DATA PROVIDED
▼
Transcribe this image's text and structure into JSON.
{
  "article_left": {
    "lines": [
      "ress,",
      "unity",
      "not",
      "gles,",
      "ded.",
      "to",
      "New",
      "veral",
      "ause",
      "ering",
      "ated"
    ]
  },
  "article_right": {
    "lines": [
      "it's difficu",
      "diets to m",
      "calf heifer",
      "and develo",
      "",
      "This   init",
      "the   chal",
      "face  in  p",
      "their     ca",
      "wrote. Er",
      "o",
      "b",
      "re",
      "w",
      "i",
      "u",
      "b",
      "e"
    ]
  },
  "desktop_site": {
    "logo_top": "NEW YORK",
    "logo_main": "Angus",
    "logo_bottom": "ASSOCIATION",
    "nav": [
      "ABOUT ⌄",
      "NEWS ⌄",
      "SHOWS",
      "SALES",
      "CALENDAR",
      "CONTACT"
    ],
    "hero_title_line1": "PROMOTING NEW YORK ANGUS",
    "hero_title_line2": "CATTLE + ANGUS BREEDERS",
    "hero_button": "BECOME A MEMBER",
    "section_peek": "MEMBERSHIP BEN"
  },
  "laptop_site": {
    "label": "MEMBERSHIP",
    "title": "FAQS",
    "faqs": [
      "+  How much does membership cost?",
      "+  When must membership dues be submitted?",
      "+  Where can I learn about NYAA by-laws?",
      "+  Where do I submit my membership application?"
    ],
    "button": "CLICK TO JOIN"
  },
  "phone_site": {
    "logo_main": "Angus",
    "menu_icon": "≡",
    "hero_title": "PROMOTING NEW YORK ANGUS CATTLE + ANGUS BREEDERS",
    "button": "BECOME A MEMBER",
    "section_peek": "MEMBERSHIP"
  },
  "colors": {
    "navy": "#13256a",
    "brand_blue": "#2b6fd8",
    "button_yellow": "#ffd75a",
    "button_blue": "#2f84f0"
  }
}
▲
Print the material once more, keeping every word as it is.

Transcribe this image's text and structure into JSON.
{
  "article_left": {
    "lines": [
      "ress,",
      "unity",
      "not",
      "gles,",
      "ded.",
      "to",
      "New",
      "veral",
      "ause",
      "ering",
      "ated"
    ]
  },
  "article_right": {
    "lines": [
      "it's difficu",
      "diets to m",
      "calf heifer",
      "and develo",
      "",
      "This   init",
      "the   chal",
      "face  in  p",
      "their     ca",
      "wrote. Er",
      "o",
      "b",
      "re",
      "w",
      "i",
      "u",
      "b",
      "e"
    ]
  },
  "desktop_site": {
    "logo_top": "NEW YORK",
    "logo_main": "Angus",
    "logo_bottom": "ASSOCIATION",
    "nav": [
      "ABOUT ⌄",
      "NEWS ⌄",
      "SHOWS",
      "SALES",
      "CALENDAR",
      "CONTACT"
    ],
    "hero_title_line1": "PROMOTING NEW YORK ANGUS",
    "hero_title_line2": "CATTLE + ANGUS BREEDERS",
    "hero_button": "BECOME A MEMBER",
    "section_peek": "MEMBERSHIP BEN"
  },
  "laptop_site": {
    "label": "MEMBERSHIP",
    "title": "FAQS",
    "faqs": [
      "+  How much does membership cost?",
      "+  When must membership dues be submitted?",
      "+  Where can I learn about NYAA by-laws?",
      "+  Where do I submit my membership application?"
    ],
    "button": "CLICK TO JOIN"
  },
  "phone_site": {
    "logo_main": "Angus",
    "menu_icon": "≡",
    "hero_title": "PROMOTING NEW YORK ANGUS CATTLE + ANGUS BREEDERS",
    "button": "BECOME A MEMBER",
    "section_peek": "MEMBERSHIP"
  },
  "colors": {
    "navy": "#13256a",
    "brand_blue": "#2b6fd8",
    "button_yellow": "#ffd75a",
    "button_blue": "#2f84f0"
  }
}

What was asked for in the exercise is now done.